It’s the end of the month, which means another sample of and commentary on that terrible Aliens vs. Predator fanfiction novel I wrote in late grade school. When we last left our Predator protagonist, the accurately named Swift-Death, he had just disposed of several questionably intelligent human soldiers and was about to pursue those who had incapacitated and captured his fellow hunters. Let’s see where this takes him, shall we?
I've been on a bit of a reading binge lately. The recently released Mass Effect 3 had been taking up a lot of my time the past couple weeks and in between missions I ended up feeling guilty over neglecting the several bound volumes of literature and comics that had been collecting dust on my shelf, one of which had been sitting there for a couple of months. The following list is a kind of penance, but one I enjoyed for the most part. So, not really a penance, no.
Take Shelter could have been the best movie of 2011.
By the time it arrived at Ottawa’s little Mayfair Theatre in late December I was actually anticipating it more than I had any other film that year, beating out The Muppets and The Girl with the Dragon Tattoo. As cliché as it sounds, writer/director Jeff Nichols’ understated little thriller had everything: nuanced performances, pitch perfect cinematography, a minimalist but undeniably effective score and a constant atmosphere of dread. But while Nichols’ sophomore feature is 99 per cent of a fantastic movie, the remaining one percent is in danger of dragging the whole cinematic boat beneath the waves (note: none of my friends have approved this analogy). To say I’m disappointed is an understatement.
I seem to have developed a secondary musical taste.
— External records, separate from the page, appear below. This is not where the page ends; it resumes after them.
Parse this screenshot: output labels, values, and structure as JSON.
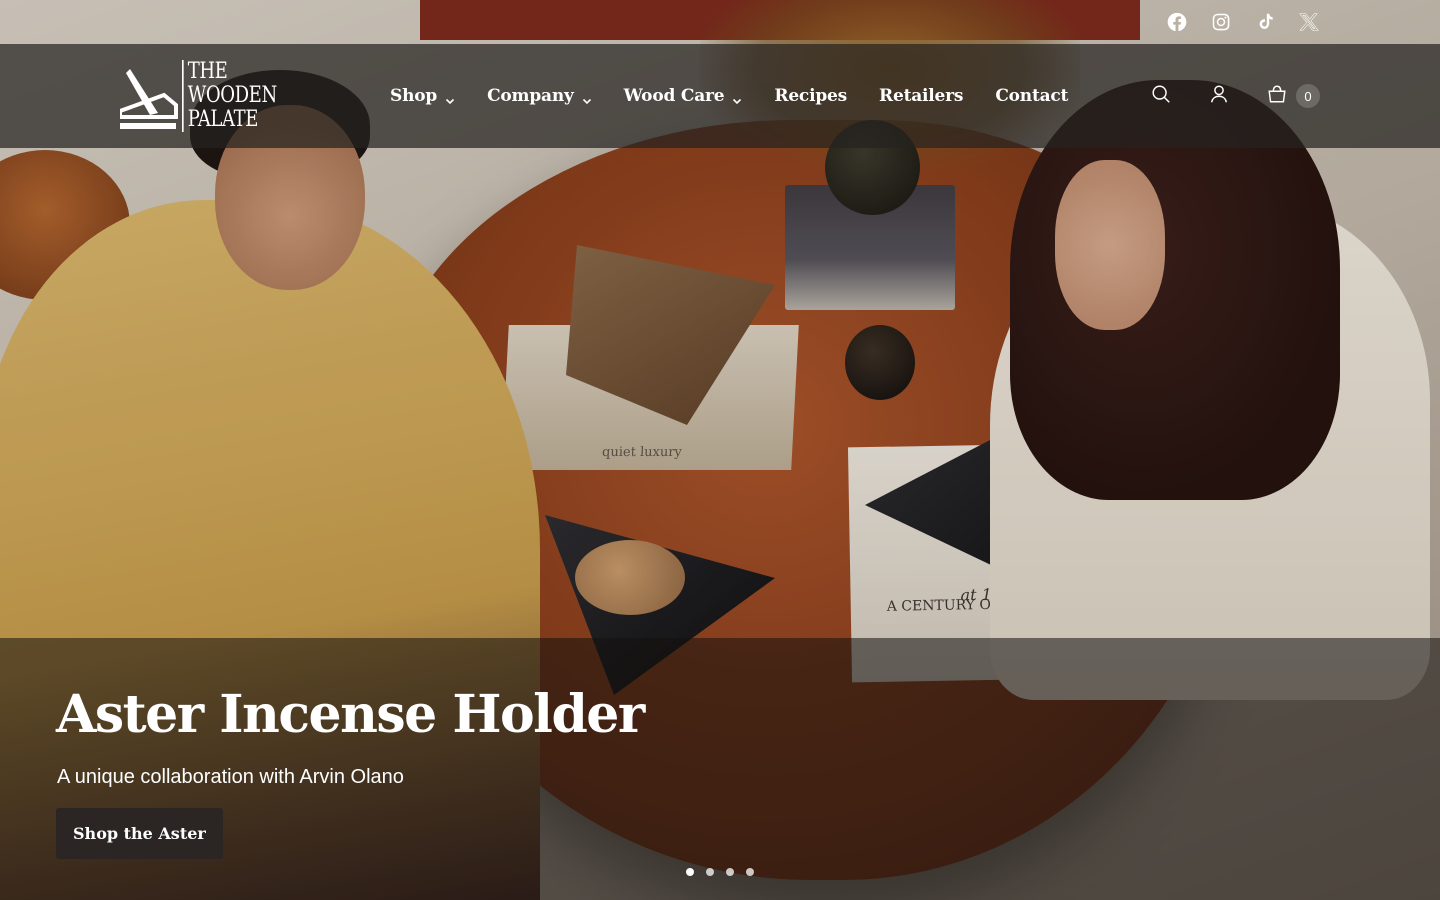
{
  "brand": {
    "logo_lines": [
      "THE",
      "WOODEN",
      "PALATE"
    ]
  },
  "social": [
    {
      "name": "facebook-icon"
    },
    {
      "name": "instagram-icon"
    },
    {
      "name": "tiktok-icon"
    },
    {
      "name": "x-icon"
    }
  ],
  "nav": {
    "items": [
      {
        "label": "Shop",
        "has_dropdown": true
      },
      {
        "label": "Company",
        "has_dropdown": true
      },
      {
        "label": "Wood Care",
        "has_dropdown": true
      },
      {
        "label": "Recipes",
        "has_dropdown": false
      },
      {
        "label": "Retailers",
        "has_dropdown": false
      },
      {
        "label": "Contact",
        "has_dropdown": false
      }
    ]
  },
  "header": {
    "cart_count": "0"
  },
  "hero": {
    "title": "Aster Incense Holder",
    "subtitle": "A unique collaboration with Arvin Olano",
    "cta_label": "Shop the Aster",
    "slides_total": 4,
    "active_slide": 1,
    "photo_text": {
      "book_spine": "quiet luxury",
      "book_cover_line1": "at 100",
      "book_cover_line2": "A CENTURY OF STYLE"
    }
  },
  "colors": {
    "header_bg": "#262220",
    "cta_bg": "#2b2624",
    "text": "#ffffff"
  }
}
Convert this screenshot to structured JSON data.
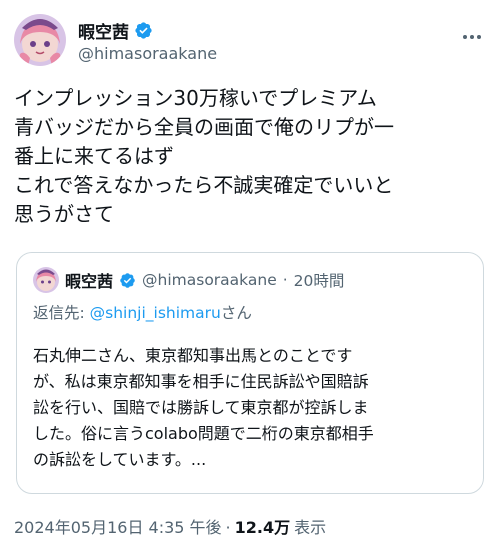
{
  "author": {
    "display_name": "暇空茜",
    "handle": "@himasoraakane",
    "avatar_icon": "anime-avatar-icon",
    "verified_icon": "verified-badge-icon"
  },
  "tweet": {
    "lines": [
      "インプレッション30万稼いでプレミアム",
      "青バッジだから全員の画面で俺のリプが一",
      "番上に来てるはず",
      "これで答えなかったら不誠実確定でいいと",
      "思うがさて"
    ]
  },
  "quoted_tweet": {
    "display_name": "暇空茜",
    "handle": "@himasoraakane",
    "separator": "·",
    "time": "20時間",
    "reply_prefix": "返信先: ",
    "reply_mention": "@shinji_ishimaru",
    "reply_suffix": "さん",
    "lines": [
      "石丸伸二さん、東京都知事出馬とのことです",
      "が、私は東京都知事を相手に住民訴訟や国賠訴",
      "訟を行い、国賠では勝訴して東京都が控訴しま",
      "した。俗に言うcolabo問題で二桁の東京都相手",
      "の訴訟をしています。..."
    ]
  },
  "meta": {
    "timestamp": "2024年05月16日 4:35 午後",
    "separator": "·",
    "views_count": "12.4万",
    "views_label": "表示"
  },
  "colors": {
    "accent": "#1d9bf0",
    "text": "#0f1419",
    "secondary": "#536471",
    "border": "#cfd9de"
  },
  "more_icon": "more-horizontal-icon"
}
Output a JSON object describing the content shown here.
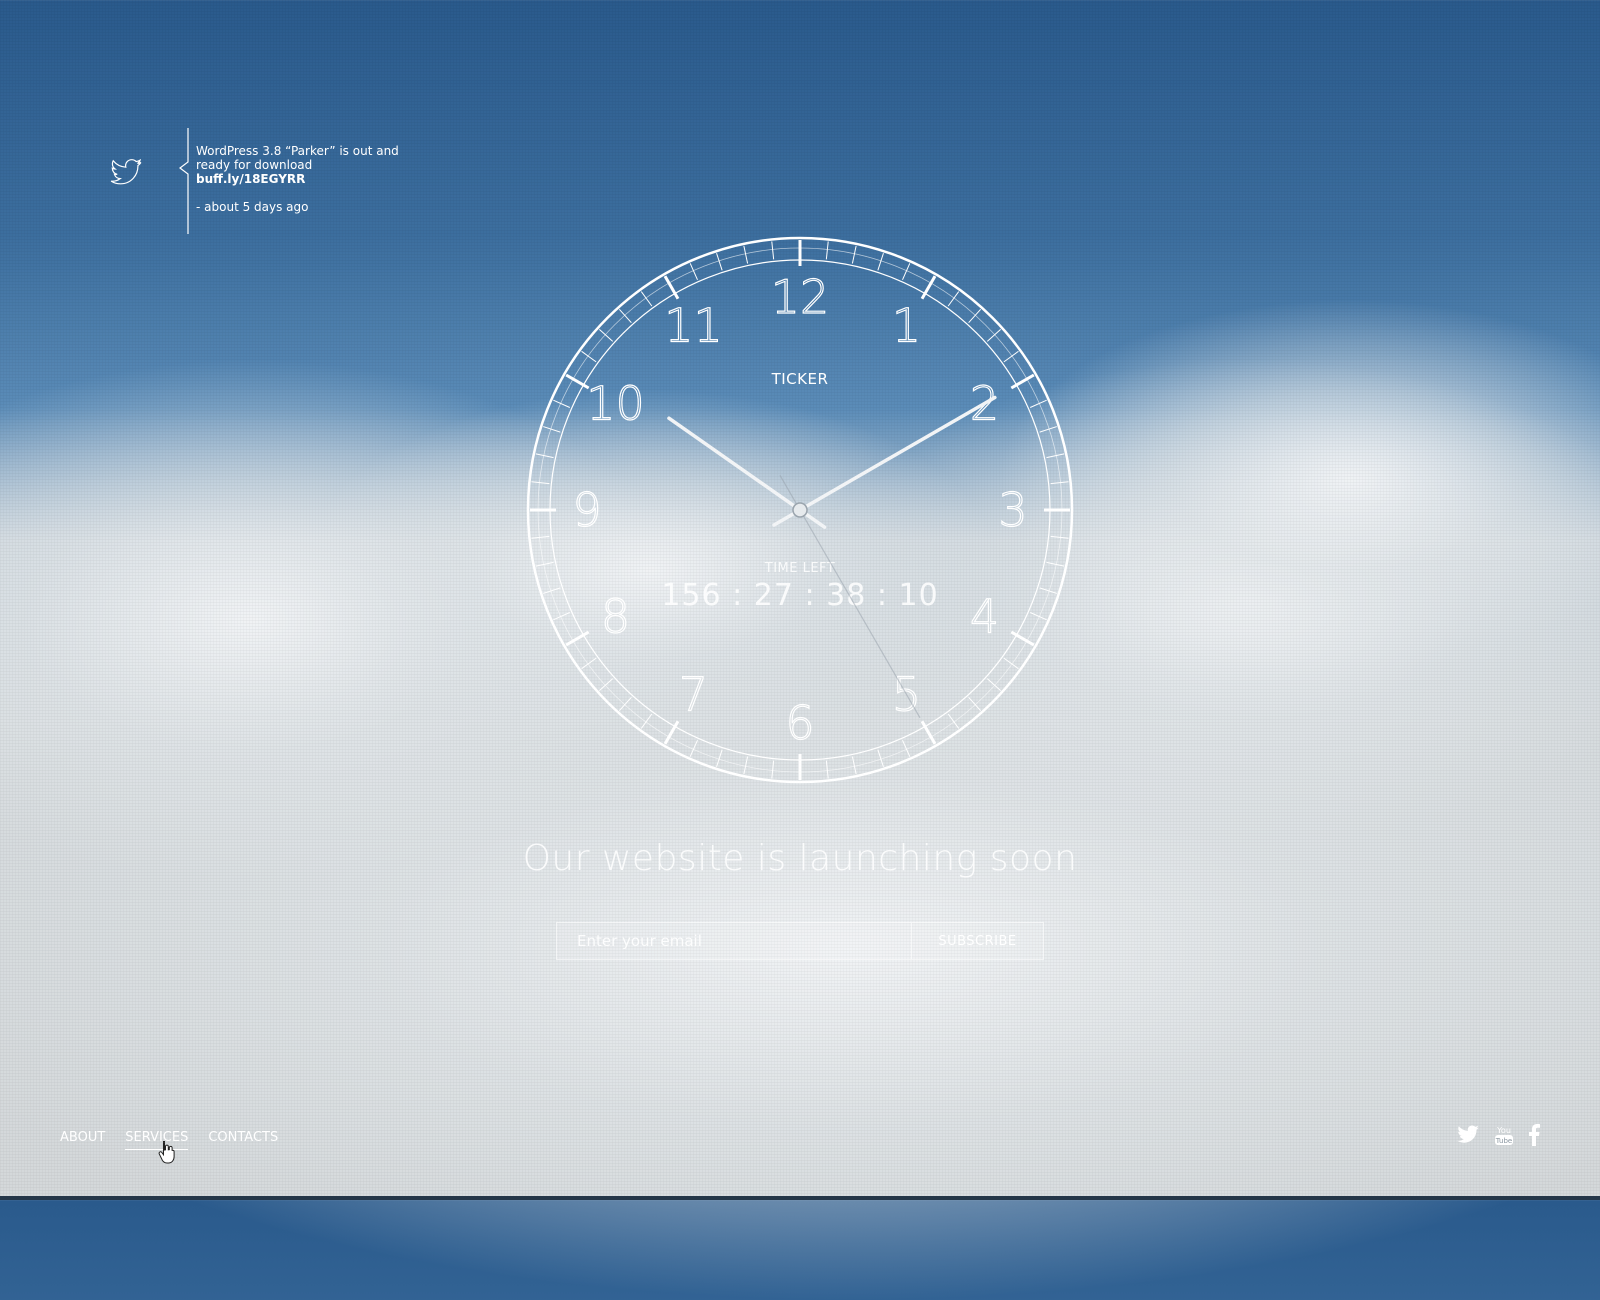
{
  "tweet": {
    "text": "WordPress 3.8 “Parker” is out and ready for download",
    "link": "buff.ly/18EGYRR",
    "time": "- about 5 days ago",
    "icon": "twitter-bird-icon"
  },
  "clock": {
    "brand": "TICKER",
    "numbers": [
      "12",
      "1",
      "2",
      "3",
      "4",
      "5",
      "6",
      "7",
      "8",
      "9",
      "10",
      "11"
    ],
    "time_left_label": "TIME LEFT",
    "time_left_value": "156 : 27 : 38 : 10",
    "hands": {
      "hour": 10,
      "minute": 10,
      "second": 25
    }
  },
  "headline": "Our website is launching soon",
  "subscribe": {
    "placeholder": "Enter your email",
    "button": "SUBSCRIBE"
  },
  "nav": {
    "items": [
      "ABOUT",
      "SERVICES",
      "CONTACTS"
    ],
    "active": "SERVICES"
  },
  "social": {
    "icons": [
      "twitter-icon",
      "youtube-icon",
      "facebook-icon"
    ]
  },
  "colors": {
    "sky_top": "#2a5a8c",
    "sky_mid": "#5b8cb8",
    "cloud": "#d6dbde",
    "text": "#ffffff"
  }
}
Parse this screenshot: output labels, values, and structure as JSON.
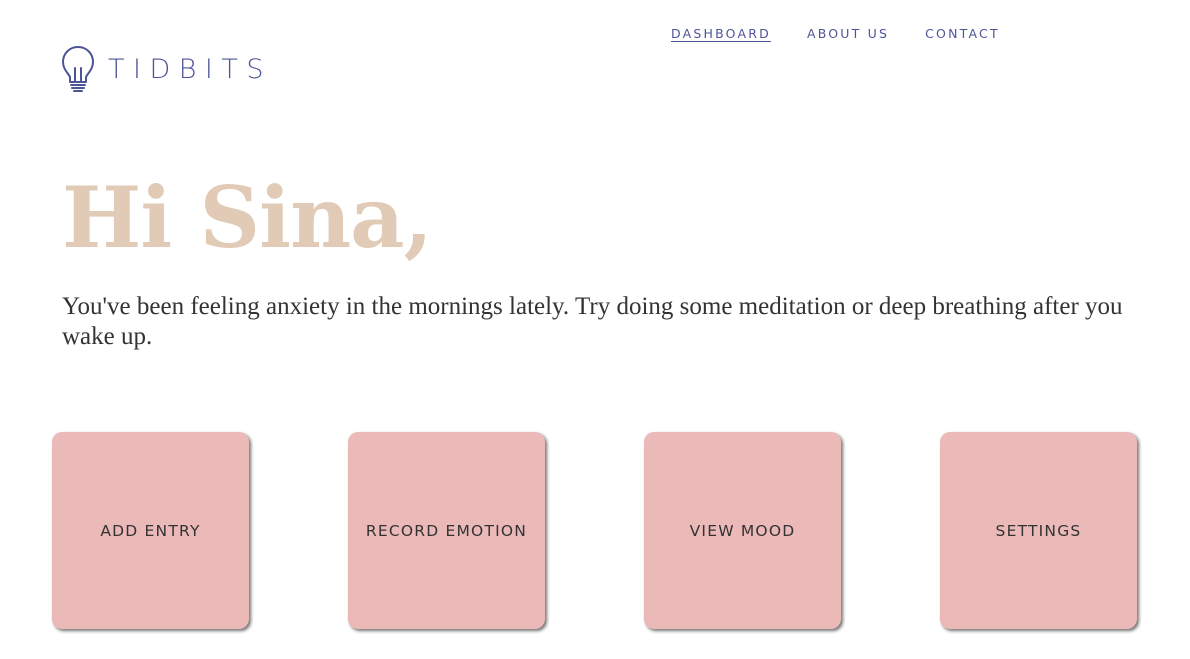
{
  "brand": {
    "name": "TIDBITS",
    "icon": "lightbulb-icon",
    "color": "#4e5597"
  },
  "nav": {
    "items": [
      {
        "label": "DASHBOARD",
        "active": true
      },
      {
        "label": "ABOUT US",
        "active": false
      },
      {
        "label": "CONTACT",
        "active": false
      }
    ]
  },
  "hero": {
    "greeting": "Hi Sina,",
    "greeting_color": "#e1cbb6",
    "message": "You've been feeling anxiety in the mornings lately. Try doing some meditation or deep breathing after you wake up."
  },
  "tiles": [
    {
      "label": "ADD ENTRY"
    },
    {
      "label": "RECORD EMOTION"
    },
    {
      "label": "VIEW MOOD"
    },
    {
      "label": "SETTINGS"
    }
  ],
  "colors": {
    "tile_background": "#ebb9b7",
    "text": "#333333"
  }
}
Yes, it’s a strange thing to say. Normally when one talks about developing a secondary anything they’re usually referring to some bizarre mutation: secondary organs, secondary limbs, or any other biological redundancy that might result from proximity to Chernobyl. I’ve never been off this continent, let alone within range of Ukraine, and so I’m unable to link this newly discovered tangential fondness to the ill effects of radiation, but it’s a mutation nevertheless.